WandaVision was one of the four series that closed off the Infinity saga after the events of Endgame and at the same time gave a preview into what was comprised in the MCU Phase 4. Exploring the concept of the multiverse on a vast scale, Doctor Strange 2 was a commercial success. But the main antagonism of the film originated with the WandaVision storyline which dived into the tragic arc of Wanda Maximoff and her transformation into the Scarlet Witch.
The Problematic Themes and Tragedy of Wanda Maximoff
The series had a lot of problematic themes, beginning with unchecked power, Wanda’s inability to control them, and puppeteering an entire town full of people to do her will. However, the most troubling of all was how much tragedy a human being is capable of bearing before giving in to the rage and hatred, and destruction.
Beginning with the death of her parents, experimentation under HYDRA, joining the Avengers and losing her brother on the same day, being sanctioned by the government and ostracized for her powers, killing Vision and watching him being brought back to life just to be murdered by Thanos again — all of it amounted to her losing all tether to reality as her grief became too insurmountable to bear. She transformed the existing reality into one where she could be happy and even that had to be given up by her upon realizing what it was doing to the living world.
Doctor Strange 2 Writer Smashes WandaVision Haters
Wanda’s multitude of sacrifices had to have a final snapping point and that was where her transformation into the Scarlet Witch began. The themes were drawn with broad brushstrokes without focusing on the tragedy itself and the series was stylized more as a sitcom spanning decades rather than just Wanda and her transformation.
Moreover, Doctor Strange 2 focused on a continuation of that grief that was displayed in WandaVision as Wanda travels and wreaks havoc across the multiverse to be reunited with her children. Fans have trolled and hated the film for turning one of the heroes of MCU into a certifiably insidious villain. But Doctor Strange 2 writer Michael Waldron says he wouldn’t change a thing about the movie:
“No, I don’t wish WandaVision had done anything differently. I wouldn’t change a thing about what they did. My interpretation of WandaVision is that she confronts her grief and she lets go of the people she has under her control, but I don’t think she necessarily resolves her grief in that show, and I don’t think she resolves her anger. Maybe she’s able to say goodbye to Vision, but I think she’s really just fallen in love with those kids.

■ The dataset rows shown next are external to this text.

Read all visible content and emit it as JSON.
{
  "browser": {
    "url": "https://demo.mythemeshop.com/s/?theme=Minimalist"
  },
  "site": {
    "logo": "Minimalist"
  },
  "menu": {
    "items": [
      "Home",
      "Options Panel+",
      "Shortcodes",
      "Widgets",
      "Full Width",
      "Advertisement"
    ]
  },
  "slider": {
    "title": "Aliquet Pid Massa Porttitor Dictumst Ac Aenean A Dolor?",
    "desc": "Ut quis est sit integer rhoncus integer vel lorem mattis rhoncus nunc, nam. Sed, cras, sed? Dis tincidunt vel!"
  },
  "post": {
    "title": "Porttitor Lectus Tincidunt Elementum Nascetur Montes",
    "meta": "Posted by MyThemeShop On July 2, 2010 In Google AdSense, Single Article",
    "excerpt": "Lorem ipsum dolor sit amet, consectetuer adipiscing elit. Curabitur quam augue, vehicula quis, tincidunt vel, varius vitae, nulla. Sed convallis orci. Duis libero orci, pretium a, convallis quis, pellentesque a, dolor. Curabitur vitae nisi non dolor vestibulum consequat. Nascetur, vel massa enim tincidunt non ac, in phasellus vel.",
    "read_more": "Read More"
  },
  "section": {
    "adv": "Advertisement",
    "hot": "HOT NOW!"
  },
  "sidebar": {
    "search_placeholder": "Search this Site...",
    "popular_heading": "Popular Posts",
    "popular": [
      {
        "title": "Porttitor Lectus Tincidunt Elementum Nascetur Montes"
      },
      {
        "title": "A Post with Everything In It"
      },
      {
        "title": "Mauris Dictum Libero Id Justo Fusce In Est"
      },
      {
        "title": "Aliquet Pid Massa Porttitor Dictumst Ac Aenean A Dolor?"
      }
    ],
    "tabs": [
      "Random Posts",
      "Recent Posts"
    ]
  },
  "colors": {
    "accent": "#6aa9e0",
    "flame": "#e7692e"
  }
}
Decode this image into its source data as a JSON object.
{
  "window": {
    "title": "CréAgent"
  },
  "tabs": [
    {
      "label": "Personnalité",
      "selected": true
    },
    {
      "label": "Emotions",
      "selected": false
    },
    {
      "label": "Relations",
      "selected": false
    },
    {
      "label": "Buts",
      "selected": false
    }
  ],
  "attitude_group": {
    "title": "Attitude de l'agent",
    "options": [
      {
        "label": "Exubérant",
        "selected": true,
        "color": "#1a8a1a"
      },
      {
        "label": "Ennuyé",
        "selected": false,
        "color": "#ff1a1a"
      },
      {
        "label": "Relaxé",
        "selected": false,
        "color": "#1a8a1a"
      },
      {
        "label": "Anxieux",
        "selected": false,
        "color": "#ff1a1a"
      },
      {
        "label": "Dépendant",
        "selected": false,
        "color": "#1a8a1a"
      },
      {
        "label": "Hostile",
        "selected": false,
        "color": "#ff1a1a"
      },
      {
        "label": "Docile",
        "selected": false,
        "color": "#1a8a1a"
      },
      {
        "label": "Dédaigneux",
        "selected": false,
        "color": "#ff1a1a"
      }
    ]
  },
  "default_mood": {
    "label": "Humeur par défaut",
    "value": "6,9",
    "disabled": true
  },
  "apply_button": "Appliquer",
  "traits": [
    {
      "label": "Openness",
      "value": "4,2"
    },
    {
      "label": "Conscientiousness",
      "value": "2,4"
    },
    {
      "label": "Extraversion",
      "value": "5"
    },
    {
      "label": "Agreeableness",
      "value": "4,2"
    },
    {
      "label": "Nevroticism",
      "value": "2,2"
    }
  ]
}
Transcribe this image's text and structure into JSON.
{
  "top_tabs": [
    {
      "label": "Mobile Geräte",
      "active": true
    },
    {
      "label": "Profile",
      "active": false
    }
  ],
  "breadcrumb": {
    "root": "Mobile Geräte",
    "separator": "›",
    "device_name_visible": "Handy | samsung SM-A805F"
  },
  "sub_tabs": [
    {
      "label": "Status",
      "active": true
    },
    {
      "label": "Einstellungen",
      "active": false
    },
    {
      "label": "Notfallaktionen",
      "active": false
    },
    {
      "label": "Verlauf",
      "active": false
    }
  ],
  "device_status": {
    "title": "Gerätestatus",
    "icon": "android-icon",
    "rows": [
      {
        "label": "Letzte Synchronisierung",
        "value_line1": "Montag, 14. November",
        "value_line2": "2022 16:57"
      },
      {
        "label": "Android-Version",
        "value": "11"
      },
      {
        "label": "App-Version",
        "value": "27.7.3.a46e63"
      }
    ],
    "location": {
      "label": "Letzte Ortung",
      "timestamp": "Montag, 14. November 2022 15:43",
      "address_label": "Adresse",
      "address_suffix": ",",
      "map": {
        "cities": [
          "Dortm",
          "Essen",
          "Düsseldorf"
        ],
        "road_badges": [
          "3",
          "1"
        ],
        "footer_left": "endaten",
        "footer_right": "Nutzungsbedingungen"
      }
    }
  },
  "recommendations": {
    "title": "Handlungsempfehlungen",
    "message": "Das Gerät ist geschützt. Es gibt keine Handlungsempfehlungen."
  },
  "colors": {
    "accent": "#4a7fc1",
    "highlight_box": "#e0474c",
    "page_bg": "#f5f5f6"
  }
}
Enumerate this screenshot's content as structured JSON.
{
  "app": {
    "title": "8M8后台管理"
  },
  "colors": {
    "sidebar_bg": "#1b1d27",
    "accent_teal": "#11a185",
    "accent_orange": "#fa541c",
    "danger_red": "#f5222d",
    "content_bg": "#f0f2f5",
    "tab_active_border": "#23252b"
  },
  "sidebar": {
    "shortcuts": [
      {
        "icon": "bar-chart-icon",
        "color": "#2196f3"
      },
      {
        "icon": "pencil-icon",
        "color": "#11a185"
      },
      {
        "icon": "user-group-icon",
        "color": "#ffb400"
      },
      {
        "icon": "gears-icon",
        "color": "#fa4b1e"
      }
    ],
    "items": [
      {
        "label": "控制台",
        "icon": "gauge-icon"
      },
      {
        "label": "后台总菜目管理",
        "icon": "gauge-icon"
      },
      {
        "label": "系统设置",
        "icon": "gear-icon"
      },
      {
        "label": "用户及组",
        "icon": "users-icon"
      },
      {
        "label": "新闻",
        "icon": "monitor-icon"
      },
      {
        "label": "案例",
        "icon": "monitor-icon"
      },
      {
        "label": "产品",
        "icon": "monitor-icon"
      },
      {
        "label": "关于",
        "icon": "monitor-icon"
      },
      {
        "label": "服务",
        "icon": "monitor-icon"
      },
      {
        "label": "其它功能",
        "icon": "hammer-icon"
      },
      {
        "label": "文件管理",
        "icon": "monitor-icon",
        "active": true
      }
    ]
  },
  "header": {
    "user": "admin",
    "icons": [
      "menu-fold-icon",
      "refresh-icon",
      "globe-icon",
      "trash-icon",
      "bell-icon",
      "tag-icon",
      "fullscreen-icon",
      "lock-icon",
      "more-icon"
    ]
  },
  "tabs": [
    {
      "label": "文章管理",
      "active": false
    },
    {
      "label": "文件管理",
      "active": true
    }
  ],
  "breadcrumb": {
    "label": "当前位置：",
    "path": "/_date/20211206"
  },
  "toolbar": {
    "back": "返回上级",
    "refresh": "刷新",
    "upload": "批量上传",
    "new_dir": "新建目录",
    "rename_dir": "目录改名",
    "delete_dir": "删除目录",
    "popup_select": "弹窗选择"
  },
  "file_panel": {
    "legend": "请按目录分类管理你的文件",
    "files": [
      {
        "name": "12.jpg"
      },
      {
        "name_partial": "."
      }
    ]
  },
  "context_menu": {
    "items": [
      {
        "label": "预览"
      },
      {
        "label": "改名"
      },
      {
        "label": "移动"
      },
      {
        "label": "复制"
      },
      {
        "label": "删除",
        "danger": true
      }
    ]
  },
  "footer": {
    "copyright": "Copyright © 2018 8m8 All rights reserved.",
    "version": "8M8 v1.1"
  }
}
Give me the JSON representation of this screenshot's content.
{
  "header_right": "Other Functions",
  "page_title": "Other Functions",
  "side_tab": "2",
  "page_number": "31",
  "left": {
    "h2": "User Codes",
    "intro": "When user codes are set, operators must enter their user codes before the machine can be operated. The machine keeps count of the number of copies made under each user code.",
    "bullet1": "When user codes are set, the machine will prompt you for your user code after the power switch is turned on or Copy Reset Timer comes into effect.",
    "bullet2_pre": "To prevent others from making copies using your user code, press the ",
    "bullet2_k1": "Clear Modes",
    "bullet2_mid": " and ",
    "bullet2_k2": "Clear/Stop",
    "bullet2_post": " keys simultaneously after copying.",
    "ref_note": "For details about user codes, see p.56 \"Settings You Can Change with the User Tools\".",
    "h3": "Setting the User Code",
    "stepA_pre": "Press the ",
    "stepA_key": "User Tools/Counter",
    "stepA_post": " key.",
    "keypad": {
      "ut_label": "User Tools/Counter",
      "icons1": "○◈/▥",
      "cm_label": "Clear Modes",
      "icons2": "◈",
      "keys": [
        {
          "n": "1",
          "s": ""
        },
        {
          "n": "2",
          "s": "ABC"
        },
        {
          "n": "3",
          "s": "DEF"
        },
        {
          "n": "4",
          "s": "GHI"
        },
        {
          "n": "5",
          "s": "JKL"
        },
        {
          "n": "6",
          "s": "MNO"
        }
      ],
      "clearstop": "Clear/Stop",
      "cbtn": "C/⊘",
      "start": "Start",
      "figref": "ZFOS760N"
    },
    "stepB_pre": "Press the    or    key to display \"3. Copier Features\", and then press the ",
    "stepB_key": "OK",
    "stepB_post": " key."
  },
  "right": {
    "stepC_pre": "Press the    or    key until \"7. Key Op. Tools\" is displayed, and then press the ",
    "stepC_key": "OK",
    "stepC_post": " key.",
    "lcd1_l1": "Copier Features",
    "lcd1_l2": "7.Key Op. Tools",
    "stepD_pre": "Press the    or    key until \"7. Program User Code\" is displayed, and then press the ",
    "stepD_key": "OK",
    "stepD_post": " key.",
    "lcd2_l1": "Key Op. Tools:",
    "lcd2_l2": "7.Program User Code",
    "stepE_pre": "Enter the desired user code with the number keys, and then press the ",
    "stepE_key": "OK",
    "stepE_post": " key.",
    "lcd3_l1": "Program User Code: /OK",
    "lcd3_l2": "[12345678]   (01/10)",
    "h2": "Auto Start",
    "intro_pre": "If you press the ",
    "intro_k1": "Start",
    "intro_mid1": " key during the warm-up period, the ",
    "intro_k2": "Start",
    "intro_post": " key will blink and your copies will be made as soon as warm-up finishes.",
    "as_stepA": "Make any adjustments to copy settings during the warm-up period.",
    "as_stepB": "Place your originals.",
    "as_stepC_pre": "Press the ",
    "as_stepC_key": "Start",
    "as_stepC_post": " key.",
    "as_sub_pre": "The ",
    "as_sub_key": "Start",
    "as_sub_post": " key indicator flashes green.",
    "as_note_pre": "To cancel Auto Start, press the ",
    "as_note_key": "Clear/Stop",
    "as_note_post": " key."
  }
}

I think that all of those hanging threads are the things that the Darkhold preys on when she gets the Darkhold from Agatha. You see in the final scene of WandaVision, that tag — the mistake that our Wanda makes is she opens the Darkhold. She starts reading, and I think it preys on her desire to have those children and have them for real this time. So yeah, that was how I arrived there. It made sense to me and it made sense to our teams because we built the story.”
In a surprising comment, Waldron also asserts that Wanda sacrificing herself and the Darkhold in this universe and every other one along with herself being perished under the rubble of the Wundagore Mountains might not be the end of her: “Whether she’s dead or not remains to be seen.”